The two most vital requirements for reptile care are: proper nutritional support provided through a balanced diet and proper environmental support provided through adequate housing. Unfortunately, these considerations are sometimes not researched thoroughly prior to acquiring a reptile or they are not given the attention they deserve after adoption of that pet. There are very particular dietary and environmental requirements for individual species of reptiles and those requirements need to be met in order for the individual to thrive. This is where reptile owners can run into trouble, as an estimated 90% of reptile medical cases are the result of either improper nutrition, inadequate environmental support, or a combination of both.
Important Environmental Considerations For Reptiles:
- The potential size of your reptile as an adult. Housing should be large enough to accommodate the potential size that your particular pet my reach as an adult. Keep in mind that the cute little 1.5 feet long juvenile red tail boa can reach an adult length of up to 10 feet and weigh up to 50 pounds. For comparison, a full-grown bearded dragon may only reach right under 2 feet in length. Have the foresight to plan accordingly.
- The need for appropriate living spaces. There needs to be enough space to enable your reptile to exhibit normal behaviors, such as eating, basking, and exercising. Your reptile habitat should include both horizontal as well as vertical spaces, if your pet is a species that is a climber.
- The need for appropriate substrate. This will depend on the type of reptile you have and can range from newspaper to sand to moist substrates such as peat. It is possible that your choice of pet may require multiple different substrates available for different activities.
- The importance of proper sources of heat and UV lighting. These two requirements are extremely important and wrong choices can lead to a variety of health problems. Insufficient UV lighting can result in interference in calcium absorption in some reptile species, potentially leading to bone deformities and fractures. Research your particular pet’s requirements carefully to avoid serious medical issues.
- The humidity and water requirements for your particular reptile. The proper level of moisture in the environment is important for a variety of reasons for reptiles, but it is especially important for shedding of the skin, or ecdysis. A partially dehydrated reptile may experience difficulty going through a shed and in some cases the skin may not come off at all in particular areas (this is especially problematic on the skin that covers the eyes), leading to permanent damage.
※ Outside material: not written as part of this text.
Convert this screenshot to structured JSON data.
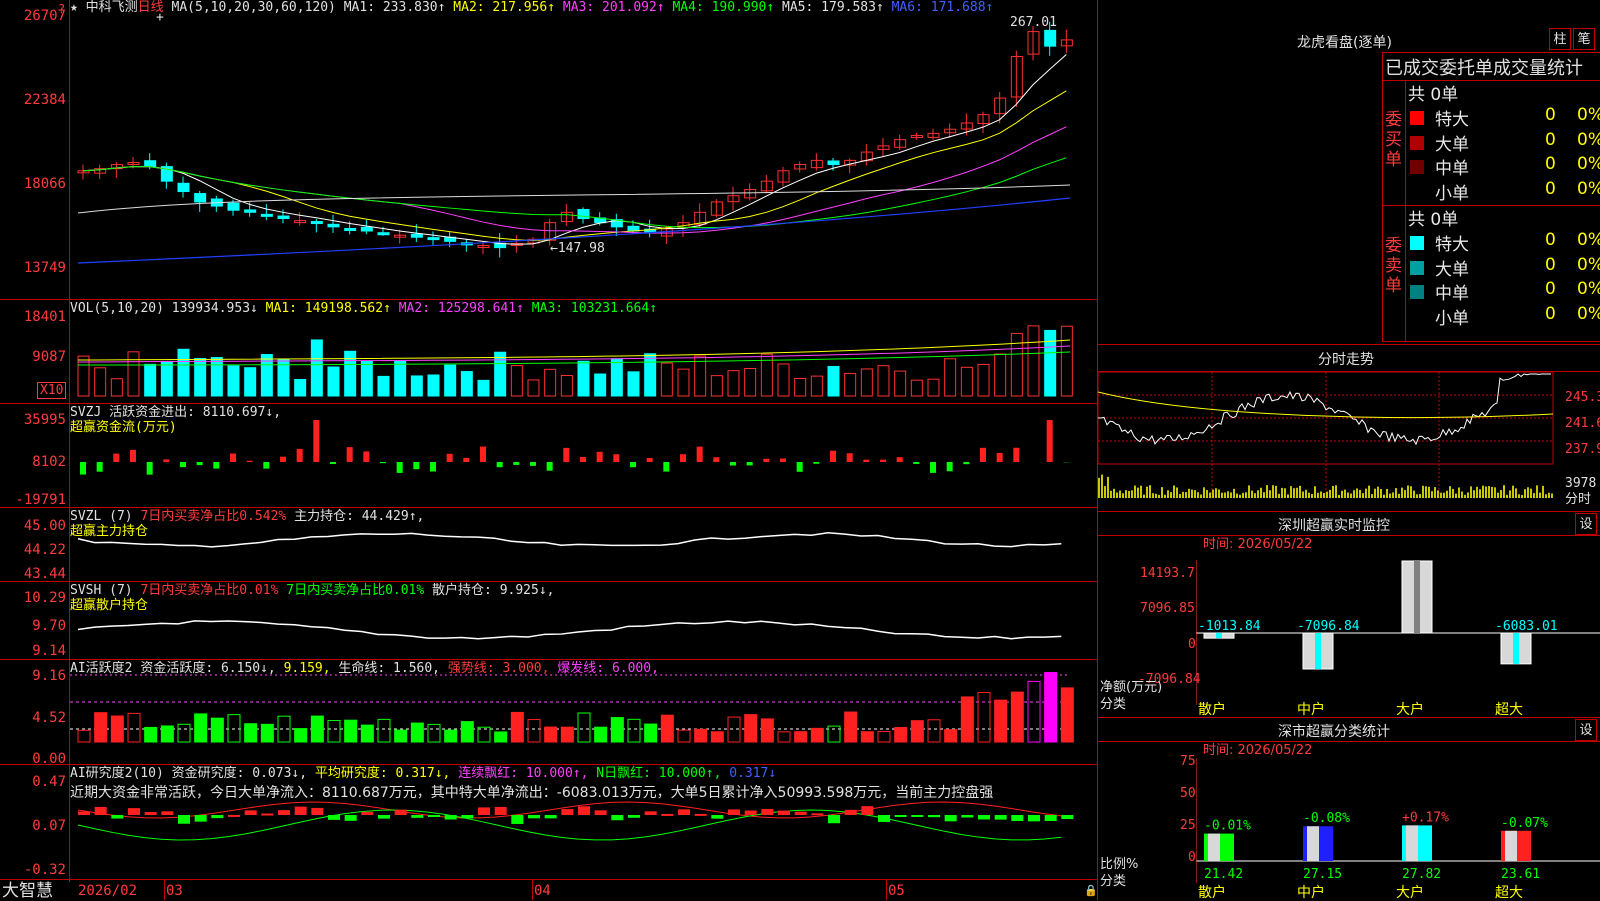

There are a variety of methods to humidify your pet’s habitat and regular periods of soaking in lukewarm water will help keep your pet well-hydrated.
Important Nutritional Considerations for Reptiles:
When researching a reptile pet, it is extremely important that you consider nutritional needs and follow recommendations to the letter. Poor nutrition or lack of vitamin and mineral supplements in those species that require them can lead to serious health problems. Reptiles can be placed into one of three categories, based on their dietary habits:
- Herbivores – these are reptiles that eat vegetation, such as tortoises and the green iguana. Their diets can be variable and include things such as dark leafy greens, corn, carrots, mixed vegetables and commercially available pellet foods that have been formulated to meet their dietary needs. While fruits and berries are an acceptable part of an herbivorous diet, the bulk of the diet should be provided by vegetation.
- Carnivores – reptiles that consume meat/prey items, such as mice, rats, rabbits, and feeder fish. This group includes snakes as well as many lizards and some turtles. A subset of this group are the insectivores (mainly geckos and chameleons) which feed on mealworms, crickets, earthworms, and other invertebrate prey.
- Omnivores – reptiles that consume food items from both of the previous categories, including box turtles, bearded dragons and blue-tongued skinks.
If you are considering adding a reptile pet to your family, Lawndale Veterinary Hospital can help. Dr. Kenny Crawford has years of experience treating reptiles and is affiliated with ARAV, the Association of Reptilian and Amphibian Veterinarians. There are many other factors to consider, in addition to those mentioned in this brief blog entry. If you are thinking about a reptile pet, it is imperative that you do your research and understand the requirements of the particular reptile that you are planning to acquire.